Cost of grieving skyrockets as underwriters hike prices
Policy-holders are paying more to grieve their loved ones on funeral insurance costs than they were last year, findings by Business Hub can now reveal.
A random sampling shows that more than 90 per cent if not all, insurance firms offering such indemnities, have almost doubled their prices in recent months as a cushion against the rising cost of living that has been aggravated by “inflationary pressures.”
As a result, the majority of Kenyan households are now opting for slimmed-down rates for such protections with supervisory bodies like the Insurance Regulatory Authority (IRA), who are tasked with controlling such predatory practices, conceding to being powerless in protecting the public interest.
“It is a free market, a blanket market really, where underwriters are open to extending their services and products to willing buyers. These are tough economic times and the industry is feeling the heat as well. But policyholders have options of cheaper insurers,” said an employee of the IRA who requested privacy.
“Last year, I paid Sh6,800 for a group funeral expense insurance in our group where we are 10 of us, today when I got the application form to renew my cover, I was surprised when I noticed the amount had been capped at Sh13,540 for the same cover,” said Kevin Obong’o who is a member of 1940 Brothers.
The group which comprises 10 friends decided to take an annual cover from Liberty Life Kenya.
The deal entails an indemnity that covers the principal member’s nuclear and extended family, one spouse, and up to four biological or adopted children as well as the policy holder’s in-law parents.

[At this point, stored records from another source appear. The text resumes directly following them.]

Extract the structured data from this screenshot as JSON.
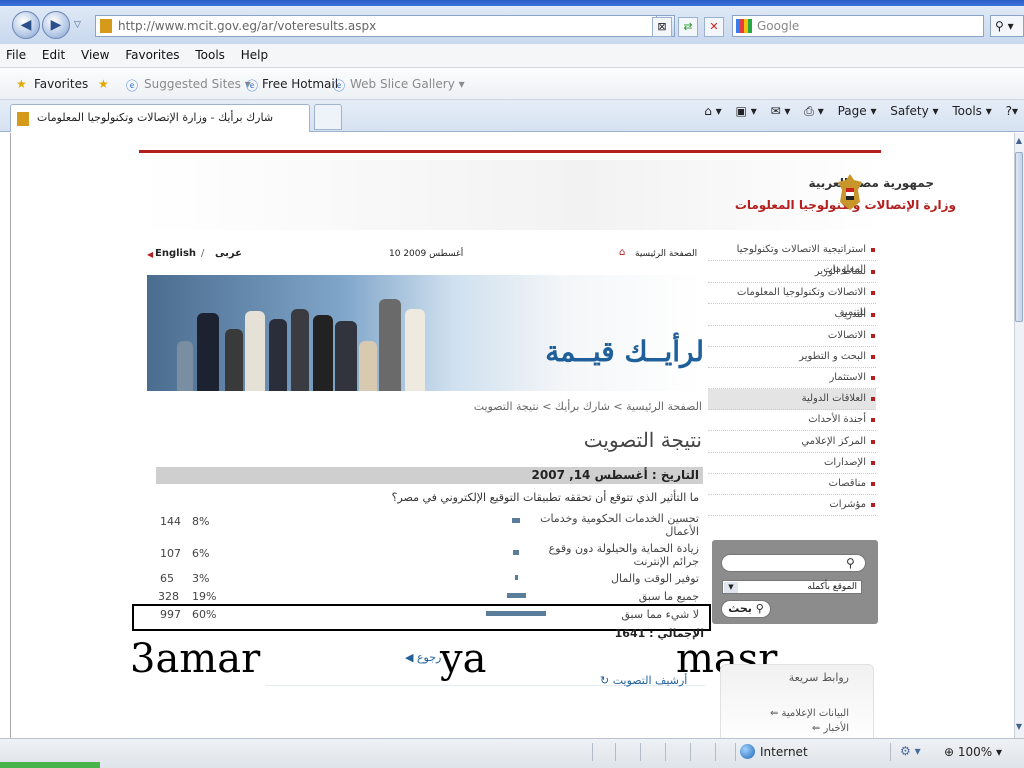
{
  "browser": {
    "url": "http://www.mcit.gov.eg/ar/voteresults.aspx",
    "search_placeholder": "Google",
    "menu": [
      "File",
      "Edit",
      "View",
      "Favorites",
      "Tools",
      "Help"
    ],
    "favorites_label": "Favorites",
    "fav_links": [
      "Suggested Sites ▾",
      "Free Hotmail",
      "Web Slice Gallery ▾"
    ],
    "tab_title": "شارك برأيك - وزارة الإتصالات وتكنولوجيا المعلومات",
    "commands": [
      "Page ▾",
      "Safety ▾",
      "Tools ▾"
    ],
    "status_zone": "Internet",
    "zoom": "100%"
  },
  "site": {
    "country": "جمهورية مصر العربية",
    "ministry": "وزارة الإتصالات وتكنولوجيا المعلومات",
    "home_link": "الصفحة الرئيسية",
    "date": "10 أغسطس 2009",
    "lang_arabic": "عربى",
    "lang_sep": "/",
    "lang_english": "English",
    "slogan": "لرأيــك قيــمة",
    "breadcrumb": "الصفحة الرئيسية > شارك برأيك > نتيجة التصويت",
    "page_title": "نتيجة التصويت",
    "vote_date": "التاريخ : أغسطس 14, 2007",
    "question": "ما التأثير الذي تتوقع أن تحققه تطبيقات التوقيع الإلكتروني في مصر؟",
    "answers": [
      {
        "label": "تحسين الخدمات الحكومية وخدمات الأعمال",
        "percent": "8%",
        "count": "144",
        "share": 8
      },
      {
        "label": "زيادة الحماية والحيلولة دون وقوع جرائم الإنترنت",
        "percent": "6%",
        "count": "107",
        "share": 6
      },
      {
        "label": "توفير الوقت والمال",
        "percent": "3%",
        "count": "65",
        "share": 3
      },
      {
        "label": "جميع ما سبق",
        "percent": "19%",
        "count": "328",
        "share": 19
      },
      {
        "label": "لا شيء مما سبق",
        "percent": "60%",
        "count": "997",
        "share": 60
      }
    ],
    "total": "الإجمالي : 1641",
    "back_link": "رجوع",
    "archive_link": "أرشيف التصويت",
    "sidebar": [
      "استراتيجية الاتصالات وتكنولوجيا المعلومات",
      "نشاط الوزير",
      "الاتصالات وتكنولوجيا المعلومات للتنمية",
      "التدريب",
      "الاتصالات",
      "البحث و التطوير",
      "الاستثمار",
      "العلاقات الدولية",
      "أجندة الأحداث",
      "المركز الإعلامي",
      "الإصدارات",
      "مناقصات",
      "مؤشرات"
    ],
    "search_scope": "الموقع بأكمله",
    "search_button": "بحث",
    "quick_links_title": "روابط سريعة",
    "quick_links": [
      "البيانات الإعلامية",
      "الأخبار"
    ]
  },
  "overlay_caption": {
    "left": "3amar",
    "middle": "ya",
    "right": "masr"
  }
}
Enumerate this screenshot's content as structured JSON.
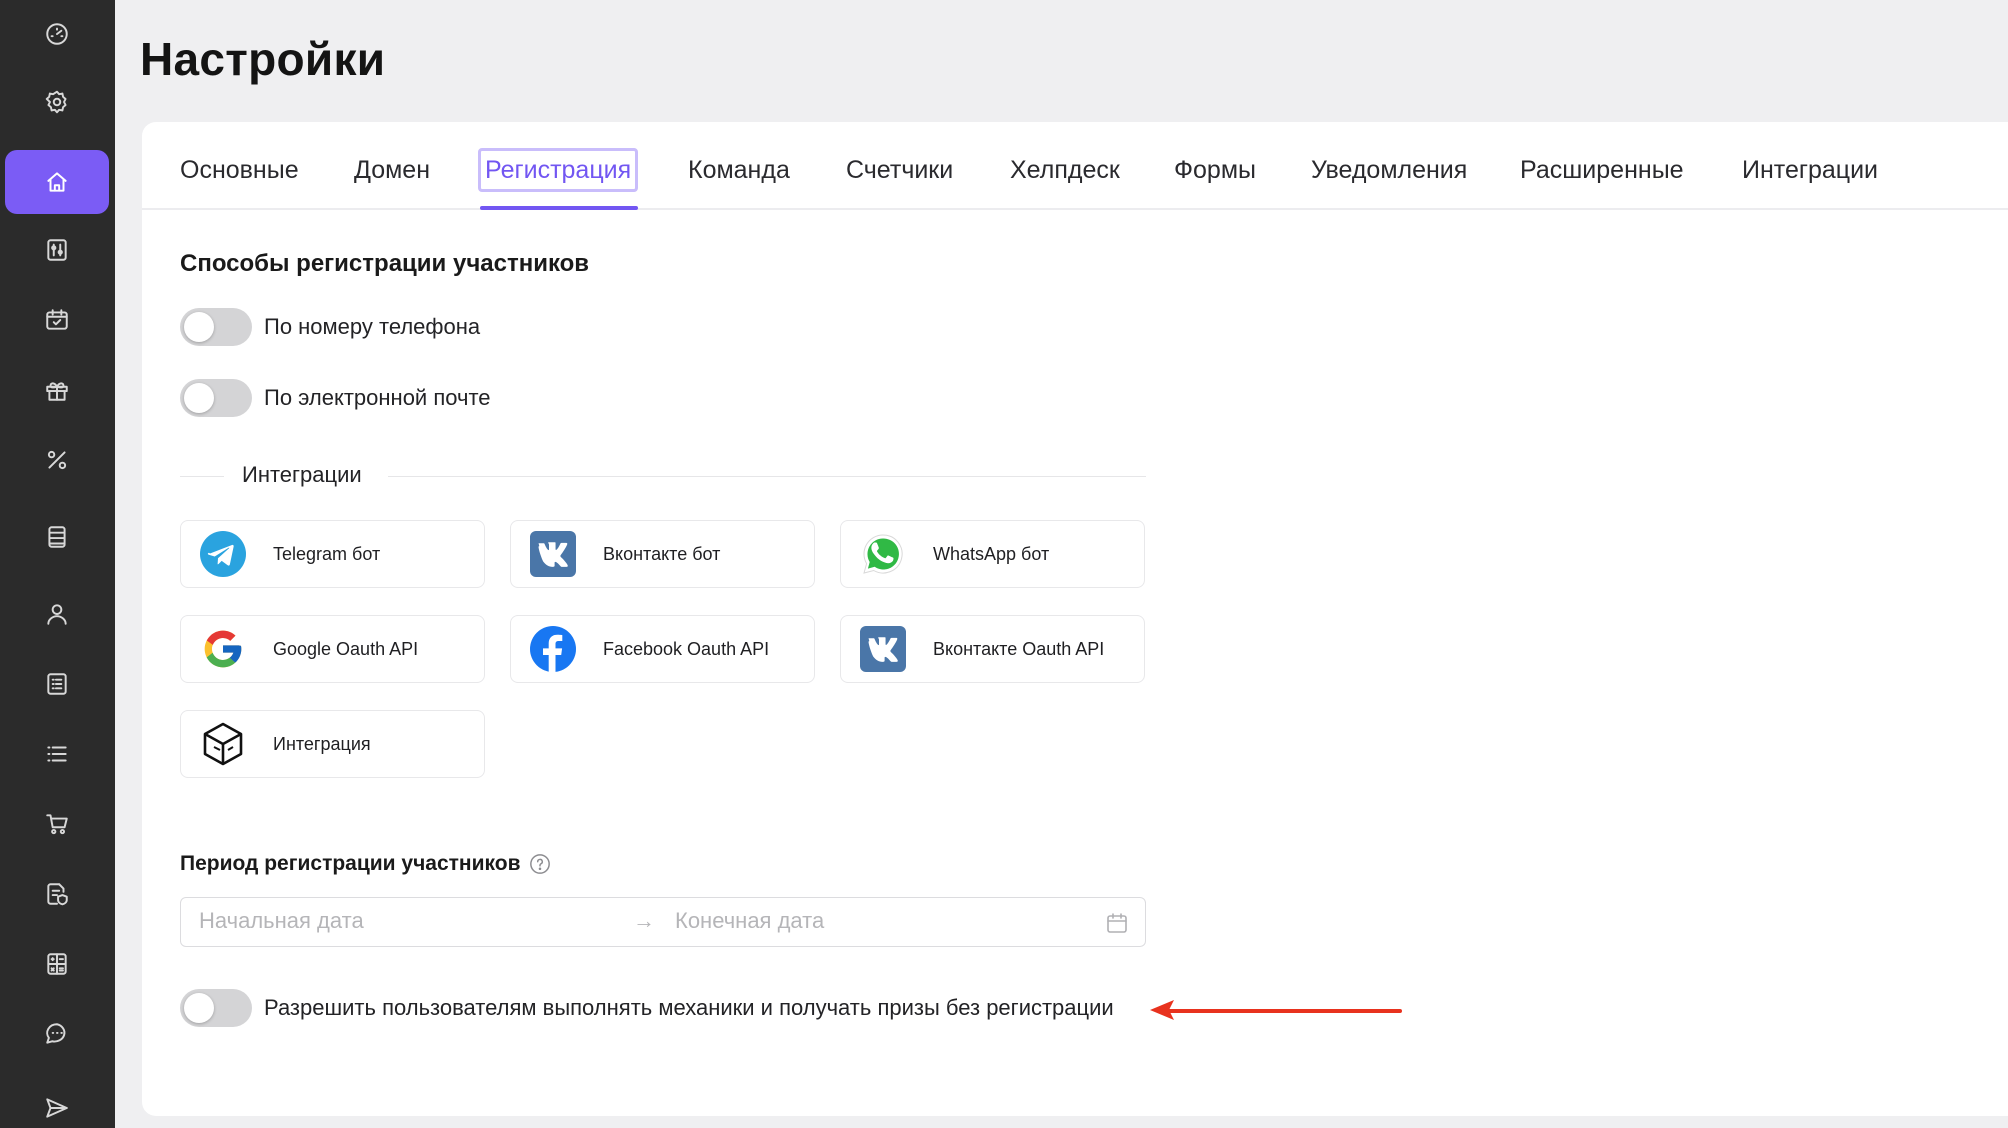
{
  "page": {
    "title": "Настройки"
  },
  "sidebar": {
    "items": [
      {
        "icon": "dashboard-icon"
      },
      {
        "icon": "gear-icon"
      },
      {
        "icon": "home-icon",
        "active": true
      },
      {
        "icon": "sliders-icon"
      },
      {
        "icon": "calendar-check-icon"
      },
      {
        "icon": "gift-icon"
      },
      {
        "icon": "percent-icon"
      },
      {
        "icon": "database-icon"
      },
      {
        "icon": "user-icon"
      },
      {
        "icon": "list-box-icon"
      },
      {
        "icon": "list-icon"
      },
      {
        "icon": "cart-icon"
      },
      {
        "icon": "document-shield-icon"
      },
      {
        "icon": "calculator-icon"
      },
      {
        "icon": "chat-icon"
      },
      {
        "icon": "send-icon"
      }
    ]
  },
  "tabs": [
    {
      "label": "Основные"
    },
    {
      "label": "Домен"
    },
    {
      "label": "Регистрация",
      "active": true
    },
    {
      "label": "Команда"
    },
    {
      "label": "Счетчики"
    },
    {
      "label": "Хелпдеск"
    },
    {
      "label": "Формы"
    },
    {
      "label": "Уведомления"
    },
    {
      "label": "Расширенные"
    },
    {
      "label": "Интеграции"
    }
  ],
  "registration": {
    "title": "Способы регистрации участников",
    "phone_toggle": {
      "label": "По номеру телефона",
      "on": false
    },
    "email_toggle": {
      "label": "По электронной почте",
      "on": false
    },
    "integrations_divider": "Интеграции",
    "integrations": [
      {
        "label": "Telegram бот",
        "icon": "telegram-icon"
      },
      {
        "label": "Вконтакте бот",
        "icon": "vk-icon"
      },
      {
        "label": "WhatsApp бот",
        "icon": "whatsapp-icon"
      },
      {
        "label": "Google Oauth API",
        "icon": "google-icon"
      },
      {
        "label": "Facebook Oauth API",
        "icon": "facebook-icon"
      },
      {
        "label": "Вконтакте Oauth API",
        "icon": "vk-icon"
      },
      {
        "label": "Интеграция",
        "icon": "integration-cube-icon"
      }
    ]
  },
  "period": {
    "title": "Период регистрации участников",
    "start_placeholder": "Начальная дата",
    "end_placeholder": "Конечная дата",
    "separator": "→"
  },
  "guest_toggle": {
    "label": "Разрешить пользователям выполнять механики и получать призы без регистрации",
    "on": false
  },
  "colors": {
    "accent": "#7256f2",
    "sidebar_bg": "#2b2b2b",
    "annotation": "#e8321e"
  }
}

Such beneficiaries are eligible for up to Sh300,000 in premiums - payable per member.
Also called final expense cover, funeral insurance is a whole life policy that helps cover the costs of an individual’s final arrangements and pays for expenses such as the memorial service, casket or urn, and burial or cremation costs. The idea was to scale down on fundraising from family and friends when one is bereaved and ensure that they go on with their lives even after such an eventuality without running broke.
Benefits offered under this category by the underwriter range between Sh50,000 whose payable annual premium rate is capped at Sh2,325 per member and Sh500,000 for a Sh22,100 rate per member.
“Initially we had intended to change the insurer but instead opted against the idea, after we realised all the other firms had also increased their rates for this particular cover, we had to renew it,” added Obong’o.
For a similar class of business for registered groups, a brochure from UAP Life Group also shows an increase in its yearly renewable rates as Sh 8,125 for benefits of up to Sh250,000 and Sh16,250 for premium benefits of Sh500,000 for nuclear and extended family premium, which is offered as a single claim or per member. Those figures were, however, lower six months ago.
That amount is higher in annual renewals for a similar category, although issued to up to six beneficiaries in claim payments.
Insurance premiums vary depending on your age, the type of coverage, the amount of coverage, your insurance history, and other factors.
When contacted for comment yesterday Association of Kenya Insurers Chief executive Tom Gichuhi said: “Looks like the practice is back in the market. I will need time to study this.”